Volume 9 Supplement 1
Scoliosis epidemiology is not the same all over the world: a study from a scoliosis school screening in the island of Chongming, China
© Du et al; licensee BioMed Central Ltd. 2014
Published: 4 December 2014
Genetic factors in China could be different than in other places and reflect in prevalence differences.
The aim of the present study was to exam if some scoliotic parameters, such as patients’ age, gender ratio, curve magnitude, curve type, and curve side, in Chongming Island with few population exchanges with remaining China differed from that of the published date through a scoliosis school screening program.
A total of 6824 children (3477 boys and 3347girls) aged from 6 to 17 years old recruited from 352 classes of primary schools, and junior and senior high schools were screened for scoliosis. 442 children showed physical signs of potential scoliosis (Angle of Trunk Rotation at Adam’s forward bending test of five degrees or more) and were referred for posteroanterior radiographic evaluation. Radiographic evaluation included the Cobb angle, curve type, and curve side of scoliosis. The differences in the prevalence rate, the distribution of curve parameters and the variables of age and gender were analyzed by SPSS.
The prevalence rate of scoliosis (> 10 degrees or more) was 2.52% (172 of 6824 schoolchildren). There was a positive but very weak correlation between scoliosis and age.
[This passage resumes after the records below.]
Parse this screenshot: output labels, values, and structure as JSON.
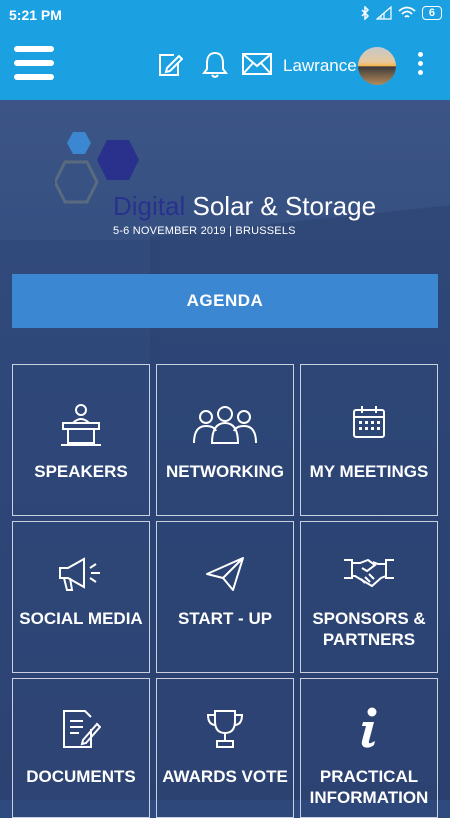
{
  "status_bar": {
    "time": "5:21 PM",
    "battery": "6"
  },
  "app_bar": {
    "username": "Lawrance"
  },
  "event": {
    "title_highlight": "Digital",
    "title_rest": "Solar & Storage",
    "subtitle": "5-6 NOVEMBER 2019 | BRUSSELS"
  },
  "agenda": {
    "label": "AGENDA"
  },
  "tiles": [
    {
      "label": "SPEAKERS",
      "icon": "podium-speaker-icon"
    },
    {
      "label": "NETWORKING",
      "icon": "people-group-icon"
    },
    {
      "label": "MY MEETINGS",
      "icon": "calendar-icon"
    },
    {
      "label": "SOCIAL MEDIA",
      "icon": "megaphone-icon"
    },
    {
      "label": "START - UP",
      "icon": "paper-plane-icon"
    },
    {
      "label": "SPONSORS & PARTNERS",
      "icon": "handshake-icon"
    },
    {
      "label": "DOCUMENTS",
      "icon": "document-pen-icon"
    },
    {
      "label": "AWARDS VOTE",
      "icon": "trophy-icon"
    },
    {
      "label": "PRACTICAL INFORMATION",
      "icon": "info-icon"
    }
  ],
  "colors": {
    "app_bar": "#1ba1e2",
    "agenda_button": "#3b87d1",
    "logo_dark": "#2a318d",
    "logo_light": "#3b87d1"
  }
}
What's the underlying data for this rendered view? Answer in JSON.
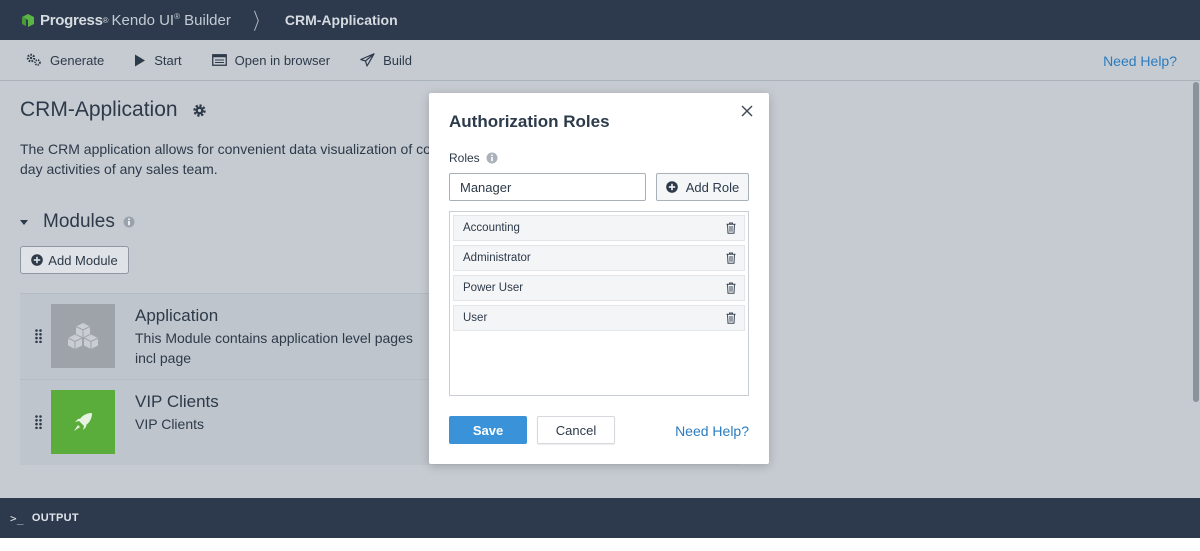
{
  "header": {
    "brand": "Progress",
    "product": "Kendo UI",
    "product_suffix": "Builder",
    "breadcrumb": "CRM-Application"
  },
  "toolbar": {
    "items": [
      {
        "label": "Generate",
        "icon": "gears-icon"
      },
      {
        "label": "Start",
        "icon": "play-icon"
      },
      {
        "label": "Open in browser",
        "icon": "browser-icon"
      },
      {
        "label": "Build",
        "icon": "paper-plane-icon"
      }
    ],
    "help_label": "Need Help?"
  },
  "page": {
    "title": "CRM-Application",
    "description_line1": "The CRM application allows for convenient data visualization of cont",
    "description_line2": "day activities of any sales team."
  },
  "modules": {
    "heading": "Modules",
    "add_label": "Add Module",
    "items": [
      {
        "title": "Application",
        "description": "This Module contains application level pages incl page",
        "thumb_color": "#9ea3a9",
        "icon": "cubes-icon"
      },
      {
        "title": "VIP Clients",
        "description": "VIP Clients",
        "thumb_color": "#5aac3b",
        "icon": "rocket-icon"
      }
    ]
  },
  "modal": {
    "title": "Authorization Roles",
    "roles_label": "Roles",
    "input_value": "Manager",
    "add_role_label": "Add Role",
    "roles": [
      "Accounting",
      "Administrator",
      "Power User",
      "User"
    ],
    "save_label": "Save",
    "cancel_label": "Cancel",
    "help_label": "Need Help?"
  },
  "output": {
    "prompt": ">_",
    "label": "OUTPUT"
  },
  "colors": {
    "topbar": "#2d3a4d",
    "accent": "#3a93d9",
    "link": "#2b7cbf"
  }
}
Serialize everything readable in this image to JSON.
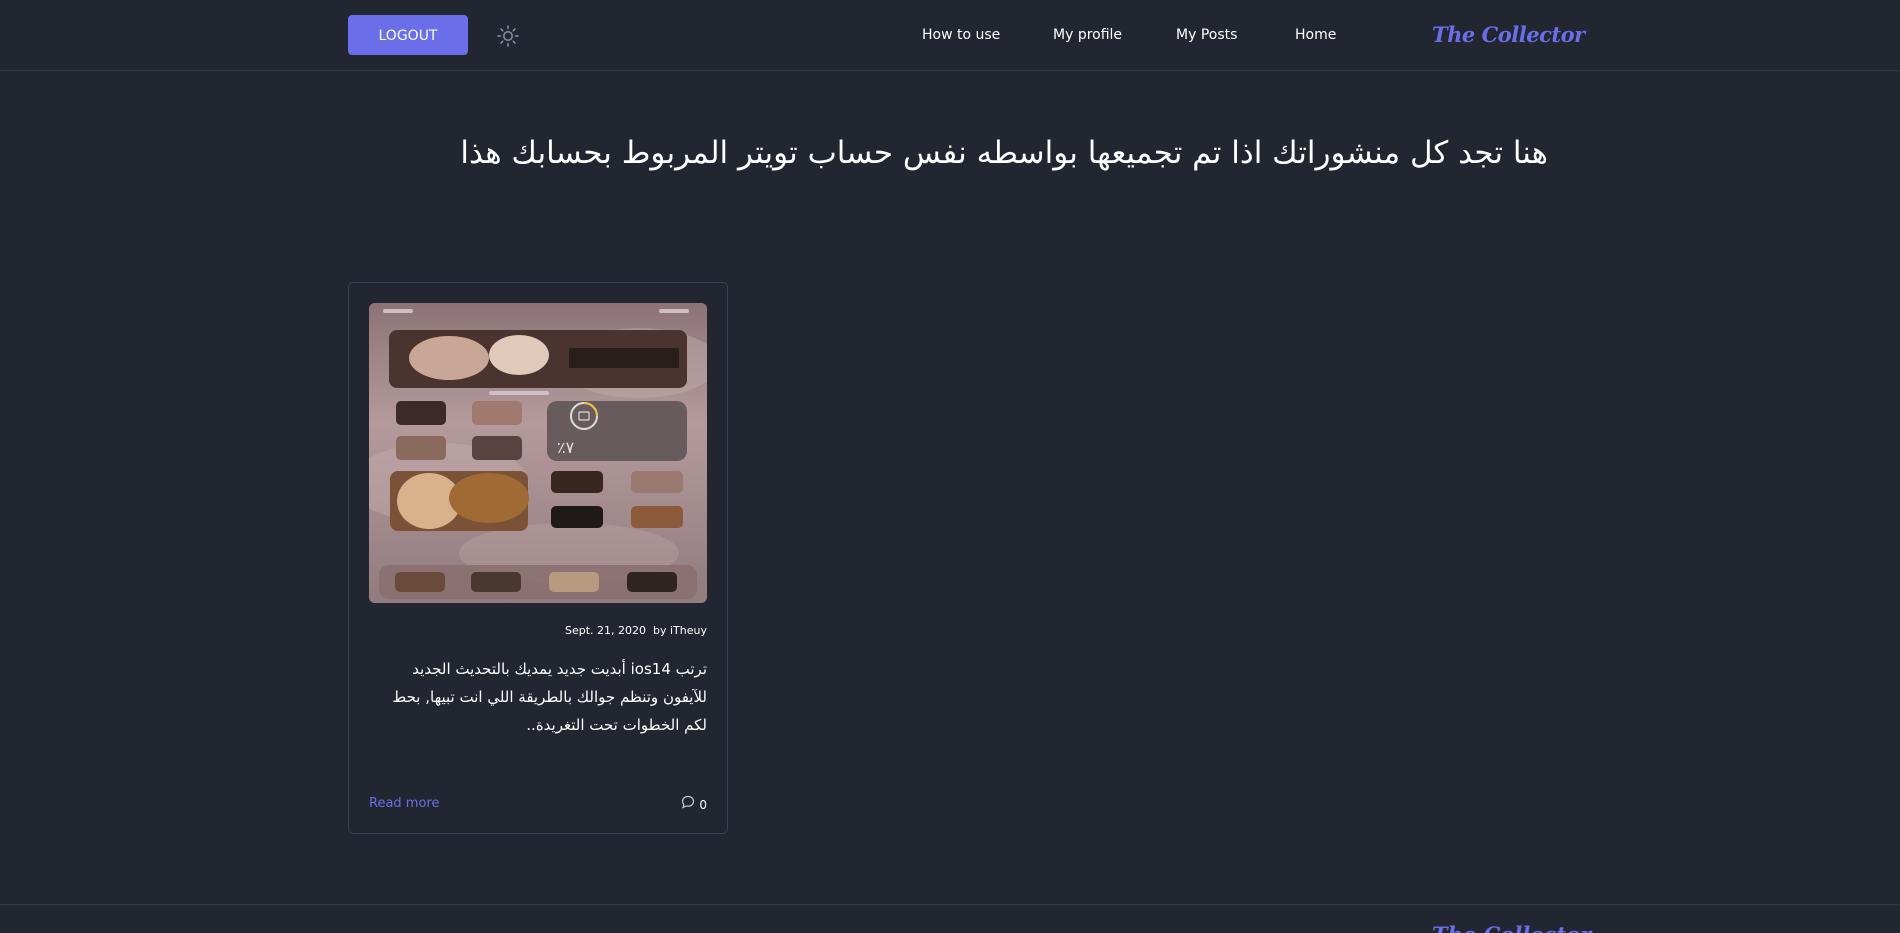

The prevalence rate was significantly higher in girls than in boys (girls vs. boys: 3.11% vs. 1.96%, ratio 1.5:1). Most of the curves were minor (from 10 to 19 degrees). The right curve was the most common type in the thoracic region (60.3% of all thoracic curves), while it was left in thoracolumbar (75.5%) and lumbar regions (64.7%).
The prevalence of scoliosis in the Island of Chongming was 2.52%. The percentage of curve magnitude and type were comparable, while gender, curve side and the correlation between scoliosis and age in the Island of Chongming differed from that in other countries. According to these results, epidemiological regional variability, possibly with genetic basis, can be considered.
This article is published under license to BioMed Central Ltd. This is an Open Access article distributed under the terms of the Creative Commons Attribution License (http://creativecommons.org/licenses/by/4.0), which permits unrestricted use, distribution, and reproduction in any medium, provided the original work is properly cited. The Creative Commons Public Domain Dedication waiver (http://creativecommons.org/publicdomain/zero/1.0/) applies to the data made available in this article, unless otherwise stated.